HANDLING EMPLOYEE THEFT
Employee theft can be an unfortunate reality of doing business, irrespective of the industry you’re in. But for many employers – even within the legal profession – there’s often uncertainty about the best way to handle the process when it’s uncovered. Though the surrounding circumstances of employee theft can vary, Julie Ding, director at K3 Legal, believes that there are a few key factors which can be enacted.
“When you discover employee theft, I think you need to really be aware that you may not have uncovered the full extent of it,” says Julie. “Securing your assets as soon as possible is critical, so that you can determine the extent of the damage.”
Depending on the level of theft suspected, Julie suggests an immediate freeze on company assets -- especially bank accounts. Offices should be checked to ensure that valuable items can be secured, records are kept safe, and petty cash should be counted.
“The next step is to ensure the electronic files and material are also saved,” says Julie. “You can also look at hiring an IT technician to ensure your data is safe and that the employee in question doesn’t have access.”
But what about the employee themselves?
“Check the employment agreement and/or company policy for a suspension provision,” says Ding. “If there is one then this could be enacted immediately, preferably in writing.”
Start collecting proof
Ding advises looking through physical records and electronic records for any proof of the theft, e.g. footage, receipts, emails, saved documents, browser history. Collect as much information about the employee as possible from the records held by the employer and any devices that are owned by the company and used by the employee. Phone records and saved files may reveal further information.
“These need to be carefully combed through to see if there is anything to trace the theft,” says Julie.
If, after investigation, the employer finds that the theft was relatively confined – and there is sufficient proof – the next step Is to inform the employee they have been dismissed in accordance with the provision of their employment agreement re: theft.
“It’s vital that this step is only taken when there is objective proof, not just speculation,” stresses Julie. “If the employee stops coming to work, they might have caught wind of the fact that they’re under investigation. This would be deemed to be abandonment of employment and should not be permitted to return to work.
Depending on the value of the theft and whether or not the employer wishes to expend any resources in pursuing it, the most straightforward and cost effective way is to present the proof that has been collected together, and to send this to the Police for investigation.

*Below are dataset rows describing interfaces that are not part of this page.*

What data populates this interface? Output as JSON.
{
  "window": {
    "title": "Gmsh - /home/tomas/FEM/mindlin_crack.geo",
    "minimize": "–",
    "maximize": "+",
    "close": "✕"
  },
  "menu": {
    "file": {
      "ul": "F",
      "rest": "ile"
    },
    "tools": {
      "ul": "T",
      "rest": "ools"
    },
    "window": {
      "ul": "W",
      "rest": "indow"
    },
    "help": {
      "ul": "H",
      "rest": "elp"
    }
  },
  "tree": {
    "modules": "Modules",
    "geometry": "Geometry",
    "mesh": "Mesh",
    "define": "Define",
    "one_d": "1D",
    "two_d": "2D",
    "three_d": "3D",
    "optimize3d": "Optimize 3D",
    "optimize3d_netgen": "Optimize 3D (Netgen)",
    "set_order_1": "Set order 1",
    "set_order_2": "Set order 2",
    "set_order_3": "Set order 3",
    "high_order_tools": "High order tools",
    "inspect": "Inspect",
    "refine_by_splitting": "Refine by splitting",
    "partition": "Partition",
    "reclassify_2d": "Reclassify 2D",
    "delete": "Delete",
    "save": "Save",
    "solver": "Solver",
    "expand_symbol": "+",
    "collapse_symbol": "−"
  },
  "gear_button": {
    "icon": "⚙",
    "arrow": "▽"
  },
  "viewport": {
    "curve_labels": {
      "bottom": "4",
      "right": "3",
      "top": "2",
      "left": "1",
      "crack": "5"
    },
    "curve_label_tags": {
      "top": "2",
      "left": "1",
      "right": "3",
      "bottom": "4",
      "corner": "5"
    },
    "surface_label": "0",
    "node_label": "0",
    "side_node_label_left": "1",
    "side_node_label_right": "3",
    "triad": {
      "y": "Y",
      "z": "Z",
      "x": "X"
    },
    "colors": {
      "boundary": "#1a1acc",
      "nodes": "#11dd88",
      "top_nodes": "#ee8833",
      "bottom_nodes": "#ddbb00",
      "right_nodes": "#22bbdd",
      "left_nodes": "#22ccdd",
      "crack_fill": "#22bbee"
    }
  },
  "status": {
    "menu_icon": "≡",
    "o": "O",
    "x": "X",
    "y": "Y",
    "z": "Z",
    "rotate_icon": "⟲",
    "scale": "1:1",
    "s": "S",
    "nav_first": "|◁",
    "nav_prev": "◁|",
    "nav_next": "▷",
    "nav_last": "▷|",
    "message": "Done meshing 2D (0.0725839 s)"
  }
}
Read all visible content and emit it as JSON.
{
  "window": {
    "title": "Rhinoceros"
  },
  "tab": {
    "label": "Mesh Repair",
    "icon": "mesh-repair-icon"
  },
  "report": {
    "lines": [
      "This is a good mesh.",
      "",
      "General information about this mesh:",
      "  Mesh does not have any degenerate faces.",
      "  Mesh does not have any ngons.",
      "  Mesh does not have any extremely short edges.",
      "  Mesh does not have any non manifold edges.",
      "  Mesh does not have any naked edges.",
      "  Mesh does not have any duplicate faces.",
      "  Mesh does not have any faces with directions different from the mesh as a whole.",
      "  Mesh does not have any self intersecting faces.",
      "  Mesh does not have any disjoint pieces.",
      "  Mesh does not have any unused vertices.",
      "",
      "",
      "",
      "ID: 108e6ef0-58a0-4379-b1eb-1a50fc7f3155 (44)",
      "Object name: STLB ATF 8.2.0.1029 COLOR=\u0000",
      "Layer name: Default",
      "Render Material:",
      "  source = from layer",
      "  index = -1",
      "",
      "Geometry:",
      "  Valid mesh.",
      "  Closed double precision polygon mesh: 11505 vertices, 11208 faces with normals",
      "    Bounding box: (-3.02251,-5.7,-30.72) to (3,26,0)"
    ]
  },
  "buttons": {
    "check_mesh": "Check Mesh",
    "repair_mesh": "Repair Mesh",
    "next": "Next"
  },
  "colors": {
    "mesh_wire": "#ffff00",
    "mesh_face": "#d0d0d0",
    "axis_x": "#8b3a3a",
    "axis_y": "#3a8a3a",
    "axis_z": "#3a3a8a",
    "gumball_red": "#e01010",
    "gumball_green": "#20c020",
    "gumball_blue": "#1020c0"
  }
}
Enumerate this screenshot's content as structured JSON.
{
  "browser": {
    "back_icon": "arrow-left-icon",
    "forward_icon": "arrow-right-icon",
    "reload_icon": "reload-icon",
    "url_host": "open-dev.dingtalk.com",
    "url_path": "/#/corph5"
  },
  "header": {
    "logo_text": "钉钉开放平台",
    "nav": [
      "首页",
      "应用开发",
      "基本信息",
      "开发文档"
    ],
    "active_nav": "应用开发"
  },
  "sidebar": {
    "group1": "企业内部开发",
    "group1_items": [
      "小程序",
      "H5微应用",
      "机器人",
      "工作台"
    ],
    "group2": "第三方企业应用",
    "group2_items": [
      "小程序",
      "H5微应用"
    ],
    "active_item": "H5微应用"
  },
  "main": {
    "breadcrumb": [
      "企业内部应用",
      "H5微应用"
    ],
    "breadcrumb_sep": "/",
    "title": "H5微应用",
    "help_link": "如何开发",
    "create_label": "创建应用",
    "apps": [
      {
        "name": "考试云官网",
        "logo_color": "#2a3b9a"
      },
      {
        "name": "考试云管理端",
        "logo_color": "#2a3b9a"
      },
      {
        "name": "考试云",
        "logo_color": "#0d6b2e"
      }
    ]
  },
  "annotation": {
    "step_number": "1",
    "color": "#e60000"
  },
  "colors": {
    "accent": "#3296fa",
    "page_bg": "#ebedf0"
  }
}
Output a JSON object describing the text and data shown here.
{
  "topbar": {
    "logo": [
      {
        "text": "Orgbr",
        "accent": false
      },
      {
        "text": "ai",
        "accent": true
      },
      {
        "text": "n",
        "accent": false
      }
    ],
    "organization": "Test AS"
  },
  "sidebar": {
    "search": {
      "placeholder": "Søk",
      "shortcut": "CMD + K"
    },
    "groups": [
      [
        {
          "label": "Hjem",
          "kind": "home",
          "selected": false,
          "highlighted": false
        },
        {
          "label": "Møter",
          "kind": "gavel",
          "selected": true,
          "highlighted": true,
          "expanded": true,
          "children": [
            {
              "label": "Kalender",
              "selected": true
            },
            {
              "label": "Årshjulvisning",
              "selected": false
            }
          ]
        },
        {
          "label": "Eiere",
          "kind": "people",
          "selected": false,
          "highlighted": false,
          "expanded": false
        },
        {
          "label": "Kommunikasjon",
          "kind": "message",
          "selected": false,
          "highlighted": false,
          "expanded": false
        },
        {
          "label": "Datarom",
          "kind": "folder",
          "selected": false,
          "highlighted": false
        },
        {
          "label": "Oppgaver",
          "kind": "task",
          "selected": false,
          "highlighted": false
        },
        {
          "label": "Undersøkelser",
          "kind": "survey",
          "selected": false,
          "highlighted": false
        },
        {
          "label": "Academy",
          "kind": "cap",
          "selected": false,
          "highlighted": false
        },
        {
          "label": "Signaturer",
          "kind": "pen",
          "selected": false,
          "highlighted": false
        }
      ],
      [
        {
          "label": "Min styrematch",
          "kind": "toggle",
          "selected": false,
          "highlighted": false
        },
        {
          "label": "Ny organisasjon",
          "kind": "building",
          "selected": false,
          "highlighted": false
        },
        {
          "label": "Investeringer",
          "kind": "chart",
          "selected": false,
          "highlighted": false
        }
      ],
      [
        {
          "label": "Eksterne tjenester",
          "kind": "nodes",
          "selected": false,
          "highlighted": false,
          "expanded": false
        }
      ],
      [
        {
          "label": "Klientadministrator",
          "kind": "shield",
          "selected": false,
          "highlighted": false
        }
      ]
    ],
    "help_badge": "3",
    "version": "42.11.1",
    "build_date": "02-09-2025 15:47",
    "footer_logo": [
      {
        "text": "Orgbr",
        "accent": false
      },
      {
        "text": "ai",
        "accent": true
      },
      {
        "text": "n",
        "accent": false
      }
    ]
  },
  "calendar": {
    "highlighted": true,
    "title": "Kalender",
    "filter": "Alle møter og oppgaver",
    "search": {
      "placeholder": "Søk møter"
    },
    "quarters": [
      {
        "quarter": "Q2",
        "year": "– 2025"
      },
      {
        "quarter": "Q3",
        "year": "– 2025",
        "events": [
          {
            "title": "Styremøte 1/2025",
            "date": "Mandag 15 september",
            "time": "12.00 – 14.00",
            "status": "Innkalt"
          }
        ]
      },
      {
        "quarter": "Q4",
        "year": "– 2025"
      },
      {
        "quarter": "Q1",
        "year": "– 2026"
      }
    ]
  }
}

“If the proof collected is clear, then it is highly likely the Police would bring charges against the employee,” says Julie. “If this occurs, the employer is entitled to seek reparation in the court process if the employee pleads or is found guilty and is sentenced.”
However, if the is not clear, then not only would the Police be unlikely to investigate, the employer could open themselves open to a claim to the Employment Relations Authority for unjustified dismissal, lost wages, and compensation for hurt and humiliation, cautions Julie.
There is an option is to bring a claim against the employee in the District Court, but Ding notes the costs are not usually not worth the amount of funds that have been taken.
“If it doesn’t meet the threshold of $350,000 for the High Court, then it will need to go to the District Court,” says Julie. “It’s not always economically viable to pursue the debt.”
If a major theft has been uncovered in the course of collecting proof, then the immediate step to take would be to apply for freezing orders in the High Court against the employee’s assets, and to apply for disclosure to determine where the money has been transferred to.
“The application needs to be specific, so it’s vital that the evidence being relied on is clear, reliable and as complete as possible,” says Julie. “Freezing orders are ex parte – therefore all information within the knowledge of the employer will need to be presented to the court in order to obtain orders.”
As further information comes to light, the employer should bring a claim against the employee. Julie notes that it would not be in the employer’s best interest, if they were capable of collecting evidence against the employee, to report the theft to the Police or the SFO.
“To ensure there is maximum recovery, civil proceedings should be brought first,” says Julie. “Then once those remedies are exhausted, the claim could be filed with the prosecuting agencies.”
If the employer does not wish to expend any resources in pursuing a claim against the employee, then similar to minor theft, it is less costly to simply file a claim with the Police/SFO and to ask those agencies – whichever is more appropriate – to investigate and to bring charges against the employee if deemed appropriate by them.
“Similarly reparation can also be sought by the employer, if the employee is charged and is found guilty or pleas guilty, at sentencing,” says Julie.